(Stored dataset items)
──────
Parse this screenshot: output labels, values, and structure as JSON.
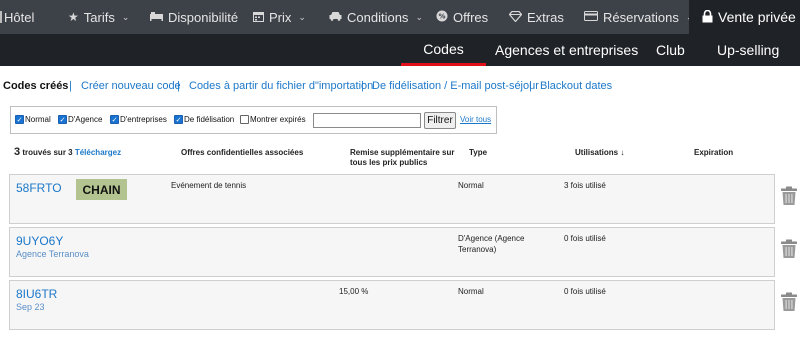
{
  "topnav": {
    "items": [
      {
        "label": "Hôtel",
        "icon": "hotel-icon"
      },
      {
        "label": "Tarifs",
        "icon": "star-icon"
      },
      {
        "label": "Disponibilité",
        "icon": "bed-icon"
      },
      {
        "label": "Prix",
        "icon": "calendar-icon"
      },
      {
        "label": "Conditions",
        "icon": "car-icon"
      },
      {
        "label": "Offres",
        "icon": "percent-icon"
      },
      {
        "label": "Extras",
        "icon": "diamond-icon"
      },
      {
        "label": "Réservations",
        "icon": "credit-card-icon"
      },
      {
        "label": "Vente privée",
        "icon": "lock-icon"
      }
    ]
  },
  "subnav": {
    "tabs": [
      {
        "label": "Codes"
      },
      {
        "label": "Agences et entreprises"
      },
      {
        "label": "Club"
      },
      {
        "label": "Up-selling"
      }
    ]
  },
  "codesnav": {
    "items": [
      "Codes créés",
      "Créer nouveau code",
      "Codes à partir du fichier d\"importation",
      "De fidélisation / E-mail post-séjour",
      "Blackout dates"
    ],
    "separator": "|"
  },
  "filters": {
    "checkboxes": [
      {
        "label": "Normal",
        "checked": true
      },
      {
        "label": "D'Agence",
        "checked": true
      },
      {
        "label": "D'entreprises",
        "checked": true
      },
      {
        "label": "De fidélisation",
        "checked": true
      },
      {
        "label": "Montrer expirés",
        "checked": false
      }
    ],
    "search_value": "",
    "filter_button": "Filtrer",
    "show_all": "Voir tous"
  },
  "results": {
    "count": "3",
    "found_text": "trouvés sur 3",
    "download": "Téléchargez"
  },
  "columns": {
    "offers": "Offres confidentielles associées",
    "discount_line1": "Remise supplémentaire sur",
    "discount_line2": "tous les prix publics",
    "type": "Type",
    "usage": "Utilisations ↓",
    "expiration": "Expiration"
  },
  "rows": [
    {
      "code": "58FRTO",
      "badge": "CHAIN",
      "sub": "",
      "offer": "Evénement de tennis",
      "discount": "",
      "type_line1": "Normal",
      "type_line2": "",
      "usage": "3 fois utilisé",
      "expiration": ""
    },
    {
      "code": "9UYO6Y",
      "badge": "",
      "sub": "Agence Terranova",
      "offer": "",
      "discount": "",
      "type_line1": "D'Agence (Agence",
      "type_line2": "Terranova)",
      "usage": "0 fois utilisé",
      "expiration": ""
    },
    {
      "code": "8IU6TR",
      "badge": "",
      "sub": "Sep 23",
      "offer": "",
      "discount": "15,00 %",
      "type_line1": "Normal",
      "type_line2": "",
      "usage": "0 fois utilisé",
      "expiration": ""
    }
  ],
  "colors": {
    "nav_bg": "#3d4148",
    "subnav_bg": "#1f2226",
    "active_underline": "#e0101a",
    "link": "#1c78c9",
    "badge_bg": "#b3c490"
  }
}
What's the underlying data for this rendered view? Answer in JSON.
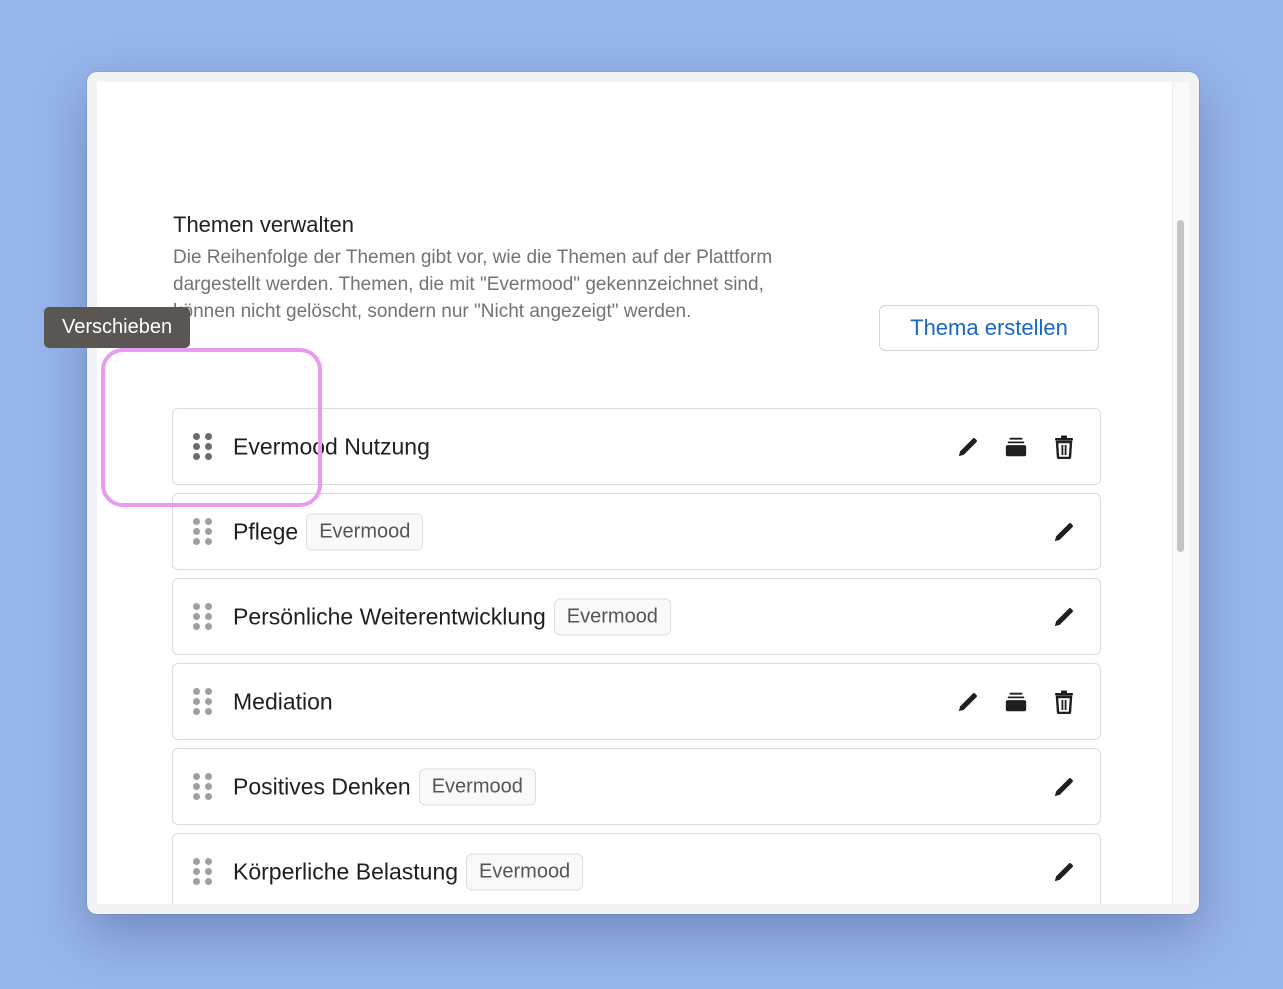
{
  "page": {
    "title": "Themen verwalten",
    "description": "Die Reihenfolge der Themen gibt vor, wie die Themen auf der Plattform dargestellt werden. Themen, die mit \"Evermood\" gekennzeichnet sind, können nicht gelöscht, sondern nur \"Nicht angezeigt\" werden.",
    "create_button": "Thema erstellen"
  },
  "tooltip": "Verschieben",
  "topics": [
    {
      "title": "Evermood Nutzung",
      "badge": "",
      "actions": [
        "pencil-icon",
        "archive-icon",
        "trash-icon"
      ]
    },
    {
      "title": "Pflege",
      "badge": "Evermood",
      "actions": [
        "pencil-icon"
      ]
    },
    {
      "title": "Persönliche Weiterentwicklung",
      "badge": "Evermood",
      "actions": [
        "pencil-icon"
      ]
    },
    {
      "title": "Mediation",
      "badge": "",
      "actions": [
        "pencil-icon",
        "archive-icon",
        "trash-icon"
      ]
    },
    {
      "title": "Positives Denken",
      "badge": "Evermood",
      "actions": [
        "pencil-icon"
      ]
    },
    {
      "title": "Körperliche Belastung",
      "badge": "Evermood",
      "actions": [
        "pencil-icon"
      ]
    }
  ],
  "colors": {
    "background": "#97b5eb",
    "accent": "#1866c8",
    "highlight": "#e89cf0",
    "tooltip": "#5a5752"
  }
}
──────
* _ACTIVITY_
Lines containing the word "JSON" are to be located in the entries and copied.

* _SOLVED PROBLEM_
Parse this screenshot: output labels, values, and structure as JSON.
What's the underlying data for this rendered view? Answer in JSON.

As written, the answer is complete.